Odd as they may be, these books are not intended for an elite audience, Francis says. “They are for the public 100%. I’d love to be able to print thousands and thousands of them.” Los Angeles booksellers Book Soup, Dutton’s, Arcana and Hennessey & Ingalls carry Lapis books, as do Rizzoli in New York and various outlets in Tokyo, London, Paris and other European cities.

“It’s a difficult line to tread--to try to do something that raises questions and is in the realm of the unexplored,” Shapazian says. “It’s very difficult to probe the thing that has significance in writing and in terms of art and ideas, to be true to that but not so esoteric that there are only two buyers for your book.”

One of the answers is “to make books that have a significant visceral appeal, but it must be tied to the content,” he says. “We try to make sure that every visual element in the book bears a significant relationship to the text so there is no gratuitous decoration.”

Artful ornamentation isn’t a concept that appeals to Francis either. He prefers to think of the art in Lapis books as illumination. “To be illumined is to be enlightened,” he says.

The artists books, generally published in editions of 35 or less, adhere to the concept of books as illuminating, integral forms-- more like artworks than traditional books. This line of Lapis publications grew from Francis urging Sohn to get involved with the press and do what he knew best--working with artists. He invites them to produce books and pushes them along by offering suggestions, locating unusual materials and providing a personal delivery service so that they don’t have to leave their studios.

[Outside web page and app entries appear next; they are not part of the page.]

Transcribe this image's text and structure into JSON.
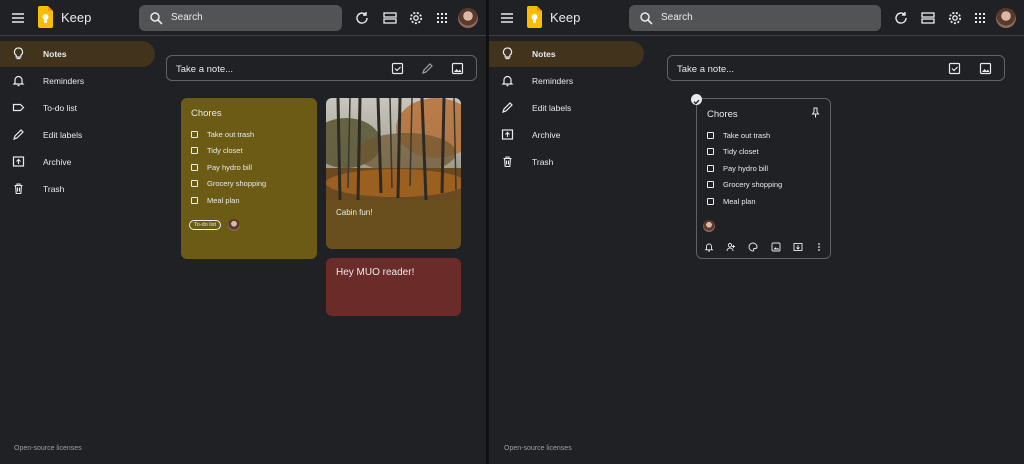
{
  "app": {
    "title": "Keep"
  },
  "search": {
    "label": "Search"
  },
  "nav_left": [
    {
      "label": "Notes"
    },
    {
      "label": "Reminders"
    },
    {
      "label": "To-do list"
    },
    {
      "label": "Edit labels"
    },
    {
      "label": "Archive"
    },
    {
      "label": "Trash"
    }
  ],
  "nav_right": [
    {
      "label": "Notes"
    },
    {
      "label": "Reminders"
    },
    {
      "label": "Edit labels"
    },
    {
      "label": "Archive"
    },
    {
      "label": "Trash"
    }
  ],
  "take_note": {
    "placeholder": "Take a note..."
  },
  "chores_note": {
    "title": "Chores",
    "items": [
      "Take out trash",
      "Tidy closet",
      "Pay hydro bill",
      "Grocery shopping",
      "Meal plan"
    ],
    "label": "To-do list"
  },
  "cabin_note": {
    "text": "Cabin fun!"
  },
  "muo_note": {
    "text": "Hey MUO reader!"
  },
  "footer": {
    "text": "Open-source licenses"
  },
  "colors": {
    "background": "#202124",
    "active_nav": "#41331c",
    "chores_card": "#6b5b15",
    "cabin_card": "#6a4f1e",
    "muo_card": "#6b2b28",
    "logo": "#fbbc04"
  }
}
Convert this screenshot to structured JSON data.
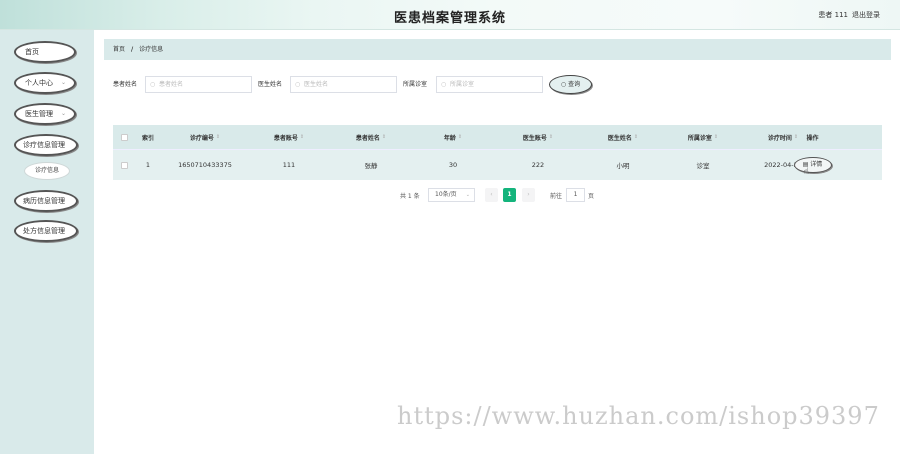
{
  "header": {
    "title": "医患档案管理系统",
    "user": "患者 111",
    "logout": "退出登录"
  },
  "sidebar": {
    "items": [
      {
        "label": "首页",
        "arrow": ""
      },
      {
        "label": "个人中心",
        "arrow": "⌄"
      },
      {
        "label": "医生管理",
        "arrow": "⌄"
      },
      {
        "label": "诊疗信息管理",
        "arrow": ""
      },
      {
        "label": "病历信息管理",
        "arrow": ""
      },
      {
        "label": "处方信息管理",
        "arrow": ""
      }
    ],
    "sub_item": "诊疗信息"
  },
  "breadcrumb": {
    "home": "首页",
    "sep": "/",
    "current": "诊疗信息"
  },
  "search": {
    "patient_name_label": "患者姓名",
    "patient_name_placeholder": "患者姓名",
    "doctor_name_label": "医生姓名",
    "doctor_name_placeholder": "医生姓名",
    "dept_label": "所属诊室",
    "dept_placeholder": "所属诊室",
    "button": "查询"
  },
  "table": {
    "headers": [
      "",
      "索引",
      "诊疗编号",
      "患者账号",
      "患者姓名",
      "年龄",
      "医生账号",
      "医生姓名",
      "所属诊室",
      "诊疗时间",
      "操作"
    ],
    "rows": [
      [
        "",
        "1",
        "1650710433375",
        "111",
        "张静",
        "30",
        "222",
        "小明",
        "诊室",
        "2022-04-24",
        "详情"
      ]
    ]
  },
  "pagination": {
    "total": "共 1 条",
    "page_size": "10条/页",
    "prev": "‹",
    "current": "1",
    "next": "›",
    "goto_label": "前往",
    "goto_value": "1",
    "page_suffix": "页"
  },
  "watermark": "https://www.huzhan.com/ishop39397"
}
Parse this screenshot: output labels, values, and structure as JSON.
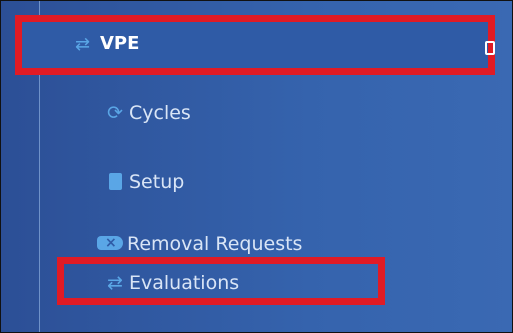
{
  "section": {
    "title": "VPE",
    "icon": "arrows-exchange-icon"
  },
  "items": [
    {
      "label": "Cycles",
      "icon": "refresh-icon"
    },
    {
      "label": "Setup",
      "icon": "book-icon"
    },
    {
      "label": "Removal Requests",
      "icon": "ticket-x-icon"
    },
    {
      "label": "Evaluations",
      "icon": "arrows-exchange-icon"
    }
  ],
  "colors": {
    "sidebar_bg": "#3563ad",
    "icon": "#5aa6e6",
    "highlight": "#e01b25",
    "text": "#d9e5f6"
  }
}
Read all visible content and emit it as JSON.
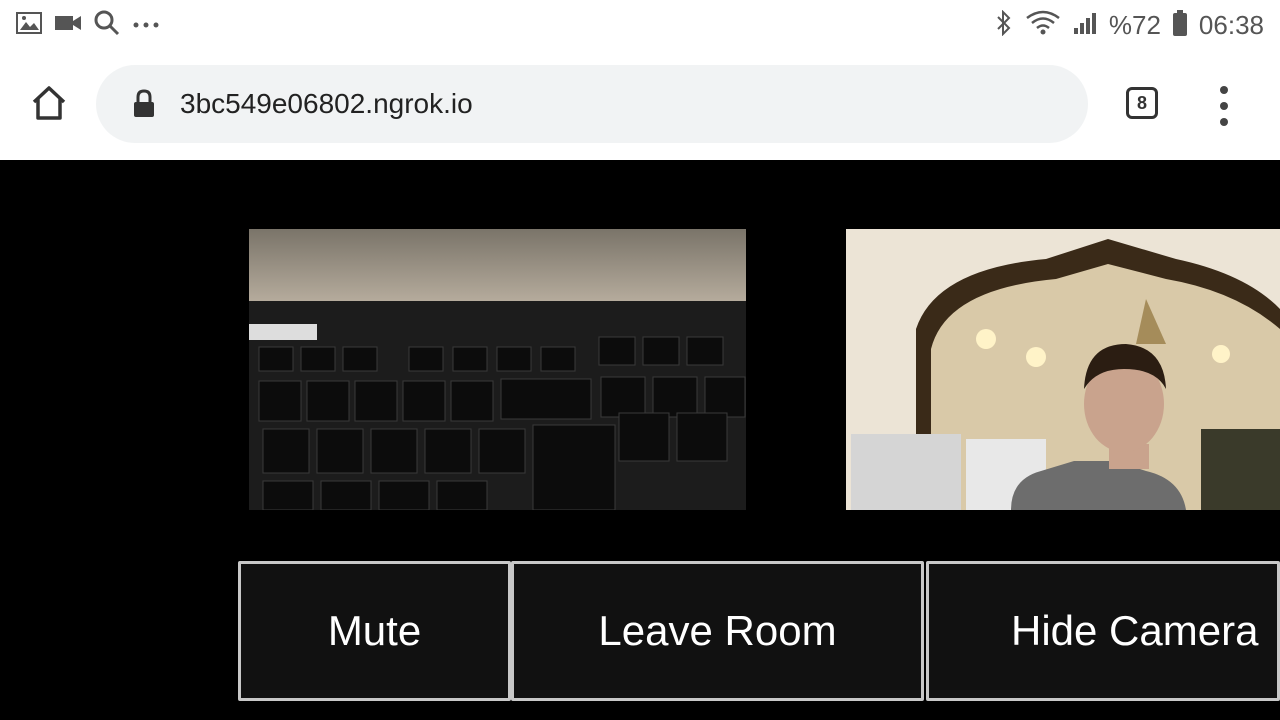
{
  "status_bar": {
    "left_icons": [
      "gallery-icon",
      "video-icon",
      "search-icon",
      "more-icon"
    ],
    "right_icons": [
      "bluetooth-icon",
      "wifi-icon",
      "signal-icon"
    ],
    "battery": "%72",
    "time": "06:38"
  },
  "browser": {
    "url": "3bc549e06802.ngrok.io",
    "tab_count": "8"
  },
  "controls": {
    "mute_label": "Mute",
    "leave_label": "Leave Room",
    "hide_camera_label": "Hide Camera"
  }
}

“The artists like the idea that Sam is the publisher,” Sohn says, because they know him and they don’t have to worry about the usual deadlines or production and distribution problems. Sohn thinks of the books as intimate “little exhibitions that you can hold in your lap.” They are bound as books, however, unlike print portfolios that might be displayed in parts or sold off as separate sheets.

The artists books are sold primarily by subscription and never advertised. With prices starting as low as $3,500 and rising as the supply dwindles, the books generally sell out quickly to institutions and private collectors around the world. The artists reap about half of the selling price.

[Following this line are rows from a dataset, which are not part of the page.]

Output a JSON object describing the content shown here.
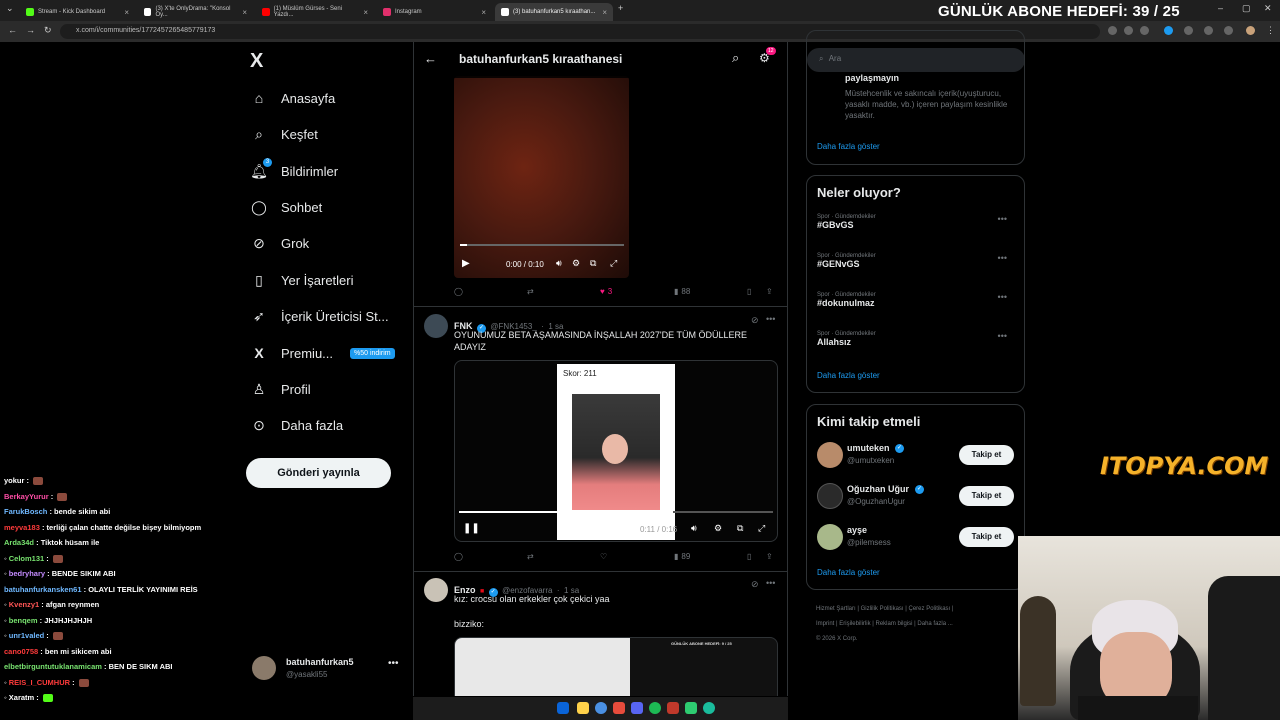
{
  "browser": {
    "tabs": [
      {
        "label": "Stream - Kick Dashboard",
        "color": "#53fc18"
      },
      {
        "label": "(3) X'te OnlyDrama: \"Konsol Oy...",
        "color": "#ffffff"
      },
      {
        "label": "(1) Müslüm Gürses - Seni Yazdı...",
        "color": "#ff0000"
      },
      {
        "label": "Instagram",
        "color": "#e1306c"
      },
      {
        "label": "(3) batuhanfurkan5 kıraathan...",
        "color": "#ffffff"
      }
    ],
    "url": "x.com/i/communities/1772457265485779173",
    "goal_text": "GÜNLÜK ABONE HEDEFİ: 39 / 25"
  },
  "nav": {
    "logo": "X",
    "items": [
      {
        "label": "Anasayfa",
        "icon": "home-icon"
      },
      {
        "label": "Keşfet",
        "icon": "search-icon"
      },
      {
        "label": "Bildirimler",
        "icon": "bell-icon",
        "badge": "3"
      },
      {
        "label": "Sohbet",
        "icon": "chat-icon"
      },
      {
        "label": "Grok",
        "icon": "grok-icon"
      },
      {
        "label": "Yer İşaretleri",
        "icon": "bookmark-icon"
      },
      {
        "label": "İçerik Üreticisi St...",
        "icon": "rocket-icon"
      },
      {
        "label": "Premiu...",
        "icon": "x-logo-icon",
        "promo": "%50 indirim"
      },
      {
        "label": "Profil",
        "icon": "person-icon"
      },
      {
        "label": "Daha fazla",
        "icon": "more-circle-icon"
      }
    ],
    "post_button": "Gönderi yayınla",
    "account": {
      "name": "batuhanfurkan5",
      "handle": "@yasakli55"
    }
  },
  "center": {
    "title": "batuhanfurkan5 kıraathanesi",
    "settings_badge": "12",
    "video1": {
      "time": "0:00 / 0:10",
      "likes": "3",
      "views": "88"
    },
    "tweet2": {
      "name": "FNK",
      "handle": "@FNK1453_",
      "time": "1 sa",
      "text": "OYUNUMUZ BETA AŞAMASINDA İNŞALLAH 2027'DE TÜM ÖDÜLLERE ADAYIZ",
      "score": "Skor: 211",
      "time_display": "0:11 / 0:16",
      "views": "89"
    },
    "tweet3": {
      "name": "Enzo",
      "handle": "@enzofavarra",
      "time": "1 sa",
      "text": "kız: crocsu olan erkekler çok çekici yaa",
      "text2": "bizziko:",
      "mini_goal": "GÜNLÜK ABONE HEDEFİ: 9 / 25"
    }
  },
  "right": {
    "search_placeholder": "Ara",
    "rules": {
      "title_tail": "paylaşmayın",
      "body": "Müstehcenlik ve sakıncalı içerik(uyuşturucu, yasaklı madde, vb.) içeren paylaşım kesinlikle yasaktır.",
      "more": "Daha fazla göster"
    },
    "trends": {
      "title": "Neler oluyor?",
      "items": [
        {
          "cat": "Spor · Gündemdekiler",
          "name": "#GBvGS"
        },
        {
          "cat": "Spor · Gündemdekiler",
          "name": "#GENvGS"
        },
        {
          "cat": "Spor · Gündemdekiler",
          "name": "#dokunulmaz"
        },
        {
          "cat": "Spor · Gündemdekiler",
          "name": "Allahsız"
        }
      ],
      "more": "Daha fazla göster"
    },
    "follow": {
      "title": "Kimi takip etmeli",
      "users": [
        {
          "name": "umuteken",
          "handle": "@umutxeken",
          "button": "Takip et"
        },
        {
          "name": "Oğuzhan Uğur",
          "handle": "@OguzhanUgur",
          "button": "Takip et"
        },
        {
          "name": "ayşe",
          "handle": "@pilemsess",
          "button": "Takip et"
        }
      ],
      "more": "Daha fazla göster"
    },
    "footer": [
      "Hizmet Şartları",
      "Gizlilik Politikası",
      "Çerez Politikası",
      "Imprint",
      "Erişilebilirlik",
      "Reklam bilgisi",
      "Daha fazla ...",
      "© 2026 X Corp."
    ]
  },
  "chat": [
    {
      "user": "yokur",
      "msg": "",
      "color": "#ffffff",
      "emote": true
    },
    {
      "user": "BerkayYurur",
      "msg": "",
      "color": "#ff4da6",
      "emote": true
    },
    {
      "user": "FarukBosch",
      "msg": "bende sikim abi",
      "color": "#6fb8ff"
    },
    {
      "user": "meyva183",
      "msg": "terliği çalan chatte değilse bişey bilmiyopm",
      "color": "#ff3b3b"
    },
    {
      "user": "Arda34d",
      "msg": "Tiktok hüsam ile",
      "color": "#78e26f"
    },
    {
      "user": "Celom131",
      "msg": "",
      "color": "#78e26f",
      "emote": true
    },
    {
      "user": "bedryhary",
      "msg": "BENDE SIKIM ABI",
      "color": "#c48bff"
    },
    {
      "user": "batuhanfurkansken61",
      "msg": "OLAYLI TERLİK YAYINIMI REİS",
      "color": "#6fb8ff"
    },
    {
      "user": "Kvenzy1",
      "msg": "afgan reynmen",
      "color": "#ff5555"
    },
    {
      "user": "benqem",
      "msg": "JHJHJHJHJH",
      "color": "#78e26f"
    },
    {
      "user": "unr1valed",
      "msg": "",
      "color": "#6fb8ff",
      "emote": true
    },
    {
      "user": "cano0758",
      "msg": "ben mi sikicem abi",
      "color": "#ff3b3b"
    },
    {
      "user": "elbetbirguntutuklanamicam",
      "msg": "BEN DE SIKM ABI",
      "color": "#78e26f"
    },
    {
      "user": "REIS_I_CUMHUR",
      "msg": "",
      "color": "#ff3b3b",
      "emote": true
    },
    {
      "user": "Xaratm",
      "msg": "",
      "color": "#ffffff",
      "emote": true
    }
  ],
  "overlay_logo": "ITOPYA.COM"
}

Among past productions are Richard Long’s “Papers of River Muds,” a large volume consisting of subtly colored, variously textured papers that are handmade of river mud and stamped with the name of the river.

Ed Ruscha’s “Flipping Kicking Howling Running Sitting Standing Climbing Telling,” sumptuously bound in green Scottish leather, contains eight full-page etchings that foreshadow his silhouette paintings.

All the artists books have the appearance of handmade artworks, but the plates in Klaus Rinke’s “Memory of the Skin” are actually drawn in pencil. Rinke drew the basic forms with templates but added freehand shading so that each book is slightly different. Sohn has other books in the works by L.A. artists such as Robert Therrien, David Hockney, Gregory Mahoney and Sarah Perry. In addition, Shapazian plans to oversee projects with New Yorkartist William Wegman, German painter Anselm Kiefer and Russian conceptualist Ilya Kabakov.

Looking back on the press’ history, Francis counts about 50 Lapis publications, including several collaborations with museums. He appears to be thoroughly entrenched in a brave new world of publishing. But, to hear him tell it, he has only begun: “All the books that we do are background music, in a sense, to what we want to do--because what we want to do is not necessarily what’s been done.”

The same attitude seems to apply to his painting. Judging from his production and conversation, one gets the impression that he approaches each work as a fresh challenge. And while Francis’ renown would seem to place him in the sphere of untouchable masters, he confesses to a certain insecurity: “I’m always trying to find someone to say I’m a good painter. That’s my anxiety.”